The sales process starts with a “lead” which may include any prospective client (suspect) regardless of their strength of interest. A conversion of such a lead to “qualified prospect” involves tentatively reserving dates, establishing seriousness of enquiry.
A definition of lost business is the failure to convert a tentative enquiry to a sale. This is not to ignore the analysis of lost leads at the initial phases, but rather to focus on the decisions of qualified potential buyers. A sale should be considered complete or “definite business” once a contract is signed.
The Five Key Lost Business Questions
What? Who? When? Where? And Why?
1. What Type of Bid?
The answer to this question—what type of the business was lost?—could be divided into five components. Sales managers should classify lost business using a uniform classification system[i] that indicates:
a) the type of organization (end user, distributor, specifier, association, corporate, government, etc.),
b) the size of the bid as measured order value, volume,
c) the geographic origin (international, national, regional, state, or local),
d) the industry classification of the event (manufacturing, professional services, etc.), and
e) the types of product / service
Each of these five classifications should include a standardized set of mutually exclusive categories that capture a meaningful distribution of event types.
For example, if nearly all group business is corporate, then a more refined breakdown of the types of corporate business may be appropriate (e.g. training sessions, shareholder meetings, product introductions).
2. Who Decides?
Who made the decision not to go ahead with you? The decision making process is not always apparent to sales.
Purchasing decisions may be made by the decision maker who they may have had no access or contact with, a selection committee, a board of directors, a senior executive, or a combination of the above. Understanding the source of the decision and the process by which that decision is made is essential to the ability to influence potential clients.
3. When Did the Loss Occur?
The question of when the lost business occurs has two necessary answers for each bid:
a) the date on which notification of lost business occurred (if any) and
b) beginning and end dates on which the project the bid covered occurred or would have occurred had it not been lost.

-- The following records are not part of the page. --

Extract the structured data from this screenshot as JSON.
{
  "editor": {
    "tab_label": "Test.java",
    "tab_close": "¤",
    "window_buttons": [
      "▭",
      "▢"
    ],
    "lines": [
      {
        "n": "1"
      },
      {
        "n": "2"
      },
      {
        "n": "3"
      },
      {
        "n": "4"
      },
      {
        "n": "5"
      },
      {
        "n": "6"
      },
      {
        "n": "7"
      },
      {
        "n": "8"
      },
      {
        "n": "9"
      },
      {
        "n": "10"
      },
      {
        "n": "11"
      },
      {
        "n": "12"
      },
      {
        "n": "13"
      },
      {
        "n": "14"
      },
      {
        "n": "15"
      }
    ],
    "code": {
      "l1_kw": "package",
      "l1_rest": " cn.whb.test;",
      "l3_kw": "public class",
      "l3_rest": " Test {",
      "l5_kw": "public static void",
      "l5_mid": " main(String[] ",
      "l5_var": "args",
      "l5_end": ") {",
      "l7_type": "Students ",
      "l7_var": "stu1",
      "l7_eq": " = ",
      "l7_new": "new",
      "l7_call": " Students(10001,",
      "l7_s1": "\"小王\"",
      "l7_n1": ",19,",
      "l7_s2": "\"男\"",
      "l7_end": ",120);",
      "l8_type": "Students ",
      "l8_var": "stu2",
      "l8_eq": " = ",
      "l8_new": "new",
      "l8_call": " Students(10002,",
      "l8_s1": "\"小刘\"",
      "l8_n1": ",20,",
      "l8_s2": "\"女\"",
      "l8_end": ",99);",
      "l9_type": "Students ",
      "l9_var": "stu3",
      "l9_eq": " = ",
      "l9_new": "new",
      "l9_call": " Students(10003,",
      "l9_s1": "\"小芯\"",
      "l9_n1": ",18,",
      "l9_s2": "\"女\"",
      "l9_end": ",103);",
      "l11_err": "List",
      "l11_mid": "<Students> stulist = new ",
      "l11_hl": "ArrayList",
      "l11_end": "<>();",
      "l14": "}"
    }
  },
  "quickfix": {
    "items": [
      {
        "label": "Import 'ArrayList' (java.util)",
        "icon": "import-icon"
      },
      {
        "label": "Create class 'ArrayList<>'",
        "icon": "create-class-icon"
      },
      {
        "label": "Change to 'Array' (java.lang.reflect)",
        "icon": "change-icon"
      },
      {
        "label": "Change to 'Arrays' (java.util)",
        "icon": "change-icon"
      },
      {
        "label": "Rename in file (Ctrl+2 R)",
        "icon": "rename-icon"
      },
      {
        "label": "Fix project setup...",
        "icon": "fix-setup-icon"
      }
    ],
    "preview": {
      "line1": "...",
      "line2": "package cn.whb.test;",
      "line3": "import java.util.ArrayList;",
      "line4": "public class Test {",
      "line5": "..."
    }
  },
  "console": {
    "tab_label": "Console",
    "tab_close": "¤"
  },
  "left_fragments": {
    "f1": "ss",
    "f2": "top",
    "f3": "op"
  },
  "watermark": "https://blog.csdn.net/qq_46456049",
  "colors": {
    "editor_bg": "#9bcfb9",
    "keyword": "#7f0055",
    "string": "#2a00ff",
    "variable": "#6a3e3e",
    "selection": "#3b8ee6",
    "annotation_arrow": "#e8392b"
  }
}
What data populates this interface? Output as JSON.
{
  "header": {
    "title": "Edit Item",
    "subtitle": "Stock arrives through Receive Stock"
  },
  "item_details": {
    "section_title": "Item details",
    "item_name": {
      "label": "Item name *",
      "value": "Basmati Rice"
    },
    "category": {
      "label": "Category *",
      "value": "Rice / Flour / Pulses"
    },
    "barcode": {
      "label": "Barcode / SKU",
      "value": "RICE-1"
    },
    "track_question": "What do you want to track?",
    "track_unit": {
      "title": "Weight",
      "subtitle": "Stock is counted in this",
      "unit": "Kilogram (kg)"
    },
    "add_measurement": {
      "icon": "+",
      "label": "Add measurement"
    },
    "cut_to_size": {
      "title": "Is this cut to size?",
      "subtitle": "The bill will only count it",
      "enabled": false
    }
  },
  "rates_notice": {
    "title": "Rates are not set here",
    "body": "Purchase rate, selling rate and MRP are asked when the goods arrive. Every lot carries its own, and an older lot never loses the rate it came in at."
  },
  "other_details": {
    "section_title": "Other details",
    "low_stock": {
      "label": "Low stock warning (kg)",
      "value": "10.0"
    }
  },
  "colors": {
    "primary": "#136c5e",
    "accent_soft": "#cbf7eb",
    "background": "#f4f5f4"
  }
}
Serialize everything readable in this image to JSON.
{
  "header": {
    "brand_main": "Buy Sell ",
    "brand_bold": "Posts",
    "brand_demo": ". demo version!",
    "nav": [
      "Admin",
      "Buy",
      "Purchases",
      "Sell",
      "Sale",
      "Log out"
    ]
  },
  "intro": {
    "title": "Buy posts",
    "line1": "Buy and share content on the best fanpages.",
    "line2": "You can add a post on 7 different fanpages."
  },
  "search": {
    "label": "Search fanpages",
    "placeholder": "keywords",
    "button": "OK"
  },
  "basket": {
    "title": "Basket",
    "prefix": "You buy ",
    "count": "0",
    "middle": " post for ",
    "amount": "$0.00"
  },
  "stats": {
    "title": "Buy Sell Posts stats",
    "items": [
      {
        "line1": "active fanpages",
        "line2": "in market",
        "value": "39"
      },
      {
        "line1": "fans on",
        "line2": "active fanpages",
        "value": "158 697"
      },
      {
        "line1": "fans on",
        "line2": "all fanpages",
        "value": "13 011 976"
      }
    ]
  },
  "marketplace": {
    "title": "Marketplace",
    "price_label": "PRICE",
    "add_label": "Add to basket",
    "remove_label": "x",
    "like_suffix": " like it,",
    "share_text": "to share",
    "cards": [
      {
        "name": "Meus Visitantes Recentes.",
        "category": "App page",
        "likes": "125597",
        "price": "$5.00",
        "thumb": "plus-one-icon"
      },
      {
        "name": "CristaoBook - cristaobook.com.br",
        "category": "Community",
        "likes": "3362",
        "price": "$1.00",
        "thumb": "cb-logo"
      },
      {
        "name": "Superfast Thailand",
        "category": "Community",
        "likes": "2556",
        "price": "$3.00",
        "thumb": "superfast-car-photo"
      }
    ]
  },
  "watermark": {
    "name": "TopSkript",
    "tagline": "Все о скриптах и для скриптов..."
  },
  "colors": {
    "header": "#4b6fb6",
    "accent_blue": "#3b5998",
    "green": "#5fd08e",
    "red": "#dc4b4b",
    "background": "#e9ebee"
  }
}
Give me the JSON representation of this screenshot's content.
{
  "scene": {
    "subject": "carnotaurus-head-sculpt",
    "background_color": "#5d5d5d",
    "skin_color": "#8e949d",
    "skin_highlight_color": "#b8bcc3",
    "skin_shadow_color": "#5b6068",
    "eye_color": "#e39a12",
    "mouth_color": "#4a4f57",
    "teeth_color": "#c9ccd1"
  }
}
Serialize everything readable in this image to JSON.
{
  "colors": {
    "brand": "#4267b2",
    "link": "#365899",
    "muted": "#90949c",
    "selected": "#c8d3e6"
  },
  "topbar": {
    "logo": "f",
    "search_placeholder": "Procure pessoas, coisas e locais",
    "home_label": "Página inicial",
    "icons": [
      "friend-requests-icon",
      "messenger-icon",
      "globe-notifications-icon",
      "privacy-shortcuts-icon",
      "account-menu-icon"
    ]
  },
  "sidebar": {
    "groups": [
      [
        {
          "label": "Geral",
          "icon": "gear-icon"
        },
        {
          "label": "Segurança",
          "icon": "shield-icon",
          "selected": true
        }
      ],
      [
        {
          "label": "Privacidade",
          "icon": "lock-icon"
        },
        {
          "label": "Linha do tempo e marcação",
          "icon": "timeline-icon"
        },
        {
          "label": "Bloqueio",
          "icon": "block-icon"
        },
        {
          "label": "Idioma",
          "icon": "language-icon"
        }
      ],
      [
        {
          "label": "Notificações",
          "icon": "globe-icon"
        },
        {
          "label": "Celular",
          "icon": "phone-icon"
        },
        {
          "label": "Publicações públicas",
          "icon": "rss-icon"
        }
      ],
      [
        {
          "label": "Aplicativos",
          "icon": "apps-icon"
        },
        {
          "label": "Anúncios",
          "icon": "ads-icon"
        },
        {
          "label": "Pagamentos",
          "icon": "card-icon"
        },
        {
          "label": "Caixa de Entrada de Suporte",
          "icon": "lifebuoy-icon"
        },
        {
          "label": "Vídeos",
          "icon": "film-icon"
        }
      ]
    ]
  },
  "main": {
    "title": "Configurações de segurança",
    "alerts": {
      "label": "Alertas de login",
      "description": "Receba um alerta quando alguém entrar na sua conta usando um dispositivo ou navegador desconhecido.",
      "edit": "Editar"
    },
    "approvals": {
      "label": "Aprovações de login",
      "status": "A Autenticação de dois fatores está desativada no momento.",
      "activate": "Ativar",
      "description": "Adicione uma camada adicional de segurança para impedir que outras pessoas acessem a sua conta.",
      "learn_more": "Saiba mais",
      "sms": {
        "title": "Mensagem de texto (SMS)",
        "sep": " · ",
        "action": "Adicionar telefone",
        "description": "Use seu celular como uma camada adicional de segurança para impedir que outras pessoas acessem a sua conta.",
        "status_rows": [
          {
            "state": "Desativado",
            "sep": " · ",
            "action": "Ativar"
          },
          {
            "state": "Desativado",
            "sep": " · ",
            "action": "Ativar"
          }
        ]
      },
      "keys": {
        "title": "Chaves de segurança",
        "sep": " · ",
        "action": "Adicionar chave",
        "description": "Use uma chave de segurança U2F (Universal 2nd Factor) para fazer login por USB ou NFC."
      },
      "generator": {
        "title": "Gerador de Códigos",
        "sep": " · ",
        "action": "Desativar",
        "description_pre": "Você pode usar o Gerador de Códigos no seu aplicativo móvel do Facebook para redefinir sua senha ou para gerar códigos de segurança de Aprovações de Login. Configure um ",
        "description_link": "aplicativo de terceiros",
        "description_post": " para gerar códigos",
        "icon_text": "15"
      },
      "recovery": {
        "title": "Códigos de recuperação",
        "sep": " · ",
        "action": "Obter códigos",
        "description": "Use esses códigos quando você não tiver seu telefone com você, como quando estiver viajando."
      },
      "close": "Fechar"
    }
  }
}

c) This data is particularly useful in measuring positive and negative trends in sales efforts. An increase in the amounts of lost business may indicate a stronger sales effort if it is associated with a higher volume of tentative business. Increases in lost business may also indicate a declining conversion rate of tentative to definite business. Unfortunately, most lost business databases don’t include successful conversions and therefore do not allow for the calculation of conversion rates, which is a key measure of the effectiveness of a sales force.
4. Where Did the Bid Go to?
The answer to the question—“Where was business placed?—identifies the winning bidder. Information on the identity of the successful competitor combined with data on their bid offering characteristics, lost business types, conversion rates, and the reasons for lost business, can yield valuable information on the strengths and weakness of the primary competitors.
Sometimes lost business databases use “lost to a competitor” as a reason for lost business which it is not. Most lost business databases identify multiple competitors for a single event, but they often fail to identify the successful bidder. Frequently bidders are unwilling to identify the property they ultimately selected so it may be necessary to rely on reader board services to identify the specific property in which the event was located.
5. Why Was the Bid Really Lost?
Understanding the reasons for lost business is perhaps the most important information in a lost business database, yet the most elusive. First of all, obtaining honest and accurate information is difficult. Event planners may give the most convenient excuse rather than a more brutally honest answer.
For example, it is easier to say
“your price is too high”
“your sales presentation was confusing and disorganized.
Some of the reasons will be critical and bid determining ‘must haves’ and other will be desirable ‘likes’ only.
2. Turned-down business—includes possible concerns about the ability of the bidder to adhere to the terms of the contract, or other reasons.
3. Rejections—this category should be reserved for tentative business that was lost to a competitor due to a decision by the Buyer.
The reasons for lost business may apply to all three of the above categories of lost business. Often lost business reports summarize free form and unaided answers to the open ended question of
“Why didn’t you choose us?”
While free form answers may contain some of the needed information, that information can only be aggregated and properly analysed if the reasons are categorized and prioritized in a meaningful way.
• Capacity—lack of appropriate
• Services—the quality and availability of required services
• Price—may include the costs
• Appeal of the Bidder’s Offer
• Responsiveness—involves the relationship between the sales staff and the Buyer. Was the response to an RFP complete and well done? Did sales team respond to calls in a timely manner? Did the sales team understand the needs of the Buyer?
• Date Conflicts—preferred dates are not available for the project
1) Extremely negative (“deal breaker”),
2) Negative influence,
4) Positive influence,
5) Extremely positive or
6) Not a consideration.
Click for free executive summary of the Buyers Views of salespeople research study
The next Post will consider how we might collect such lost business data.